═══ Extracted information ═══

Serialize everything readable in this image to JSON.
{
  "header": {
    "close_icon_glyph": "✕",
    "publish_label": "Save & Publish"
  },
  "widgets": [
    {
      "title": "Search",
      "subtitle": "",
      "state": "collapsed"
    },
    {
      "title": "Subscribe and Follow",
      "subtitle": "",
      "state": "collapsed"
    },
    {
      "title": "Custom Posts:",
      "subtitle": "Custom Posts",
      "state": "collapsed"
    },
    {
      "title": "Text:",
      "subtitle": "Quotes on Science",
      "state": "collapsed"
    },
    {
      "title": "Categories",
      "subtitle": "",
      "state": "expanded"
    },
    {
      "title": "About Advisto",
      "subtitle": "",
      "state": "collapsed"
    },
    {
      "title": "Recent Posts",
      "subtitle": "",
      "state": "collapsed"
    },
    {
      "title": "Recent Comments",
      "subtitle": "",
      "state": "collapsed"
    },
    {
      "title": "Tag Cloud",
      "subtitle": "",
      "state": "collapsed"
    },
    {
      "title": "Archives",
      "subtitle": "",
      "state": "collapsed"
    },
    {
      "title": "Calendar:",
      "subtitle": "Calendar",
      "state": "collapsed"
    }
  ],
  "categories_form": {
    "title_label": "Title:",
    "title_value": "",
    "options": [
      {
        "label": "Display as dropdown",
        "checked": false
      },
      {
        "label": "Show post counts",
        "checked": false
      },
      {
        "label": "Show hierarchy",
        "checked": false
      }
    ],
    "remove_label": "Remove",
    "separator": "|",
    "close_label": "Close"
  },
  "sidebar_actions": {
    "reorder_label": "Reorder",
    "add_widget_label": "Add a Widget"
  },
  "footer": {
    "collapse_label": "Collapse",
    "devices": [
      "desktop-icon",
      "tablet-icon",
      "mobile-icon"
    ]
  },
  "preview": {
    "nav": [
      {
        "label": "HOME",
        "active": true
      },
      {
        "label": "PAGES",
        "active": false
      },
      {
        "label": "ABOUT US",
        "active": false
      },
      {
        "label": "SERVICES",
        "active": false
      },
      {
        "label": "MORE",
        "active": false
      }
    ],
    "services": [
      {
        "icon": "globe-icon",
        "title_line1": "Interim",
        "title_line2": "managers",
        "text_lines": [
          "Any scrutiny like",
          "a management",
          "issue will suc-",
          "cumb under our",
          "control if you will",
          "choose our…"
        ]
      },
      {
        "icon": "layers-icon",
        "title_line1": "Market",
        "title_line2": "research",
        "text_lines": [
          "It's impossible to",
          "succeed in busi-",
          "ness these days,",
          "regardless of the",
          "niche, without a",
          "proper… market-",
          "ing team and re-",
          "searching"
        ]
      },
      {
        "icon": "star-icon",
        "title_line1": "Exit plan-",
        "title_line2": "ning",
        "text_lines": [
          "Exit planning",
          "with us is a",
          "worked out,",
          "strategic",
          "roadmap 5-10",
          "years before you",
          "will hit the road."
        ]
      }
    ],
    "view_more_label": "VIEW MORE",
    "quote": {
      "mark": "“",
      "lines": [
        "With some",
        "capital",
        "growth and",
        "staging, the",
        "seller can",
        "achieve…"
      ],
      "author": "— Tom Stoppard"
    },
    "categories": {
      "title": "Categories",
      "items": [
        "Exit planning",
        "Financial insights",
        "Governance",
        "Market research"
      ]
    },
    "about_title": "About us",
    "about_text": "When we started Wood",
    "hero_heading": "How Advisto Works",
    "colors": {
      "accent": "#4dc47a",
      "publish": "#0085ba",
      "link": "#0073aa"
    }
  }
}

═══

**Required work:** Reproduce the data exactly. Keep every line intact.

**Reply to the task:**
Serialize everything readable in this image to JSON.
{
  "header": {
    "close_icon_glyph": "✕",
    "publish_label": "Save & Publish"
  },
  "widgets": [
    {
      "title": "Search",
      "subtitle": "",
      "state": "collapsed"
    },
    {
      "title": "Subscribe and Follow",
      "subtitle": "",
      "state": "collapsed"
    },
    {
      "title": "Custom Posts:",
      "subtitle": "Custom Posts",
      "state": "collapsed"
    },
    {
      "title": "Text:",
      "subtitle": "Quotes on Science",
      "state": "collapsed"
    },
    {
      "title": "Categories",
      "subtitle": "",
      "state": "expanded"
    },
    {
      "title": "About Advisto",
      "subtitle": "",
      "state": "collapsed"
    },
    {
      "title": "Recent Posts",
      "subtitle": "",
      "state": "collapsed"
    },
    {
      "title": "Recent Comments",
      "subtitle": "",
      "state": "collapsed"
    },
    {
      "title": "Tag Cloud",
      "subtitle": "",
      "state": "collapsed"
    },
    {
      "title": "Archives",
      "subtitle": "",
      "state": "collapsed"
    },
    {
      "title": "Calendar:",
      "subtitle": "Calendar",
      "state": "collapsed"
    }
  ],
  "categories_form": {
    "title_label": "Title:",
    "title_value": "",
    "options": [
      {
        "label": "Display as dropdown",
        "checked": false
      },
      {
        "label": "Show post counts",
        "checked": false
      },
      {
        "label": "Show hierarchy",
        "checked": false
      }
    ],
    "remove_label": "Remove",
    "separator": "|",
    "close_label": "Close"
  },
  "sidebar_actions": {
    "reorder_label": "Reorder",
    "add_widget_label": "Add a Widget"
  },
  "footer": {
    "collapse_label": "Collapse",
    "devices": [
      "desktop-icon",
      "tablet-icon",
      "mobile-icon"
    ]
  },
  "preview": {
    "nav": [
      {
        "label": "HOME",
        "active": true
      },
      {
        "label": "PAGES",
        "active": false
      },
      {
        "label": "ABOUT US",
        "active": false
      },
      {
        "label": "SERVICES",
        "active": false
      },
      {
        "label": "MORE",
        "active": false
      }
    ],
    "services": [
      {
        "icon": "globe-icon",
        "title_line1": "Interim",
        "title_line2": "managers",
        "text_lines": [
          "Any scrutiny like",
          "a management",
          "issue will suc-",
          "cumb under our",
          "control if you will",
          "choose our…"
        ]
      },
      {
        "icon": "layers-icon",
        "title_line1": "Market",
        "title_line2": "research",
        "text_lines": [
          "It's impossible to",
          "succeed in busi-",
          "ness these days,",
          "regardless of the",
          "niche, without a",
          "proper… market-",
          "ing team and re-",
          "searching"
        ]
      },
      {
        "icon": "star-icon",
        "title_line1": "Exit plan-",
        "title_line2": "ning",
        "text_lines": [
          "Exit planning",
          "with us is a",
          "worked out,",
          "strategic",
          "roadmap 5-10",
          "years before you",
          "will hit the road."
        ]
      }
    ],
    "view_more_label": "VIEW MORE",
    "quote": {
      "mark": "“",
      "lines": [
        "With some",
        "capital",
        "growth and",
        "staging, the",
        "seller can",
        "achieve…"
      ],
      "author": "— Tom Stoppard"
    },
    "categories": {
      "title": "Categories",
      "items": [
        "Exit planning",
        "Financial insights",
        "Governance",
        "Market research"
      ]
    },
    "about_title": "About us",
    "about_text": "When we started Wood",
    "hero_heading": "How Advisto Works",
    "colors": {
      "accent": "#4dc47a",
      "publish": "#0085ba",
      "link": "#0073aa"
    }
  }
}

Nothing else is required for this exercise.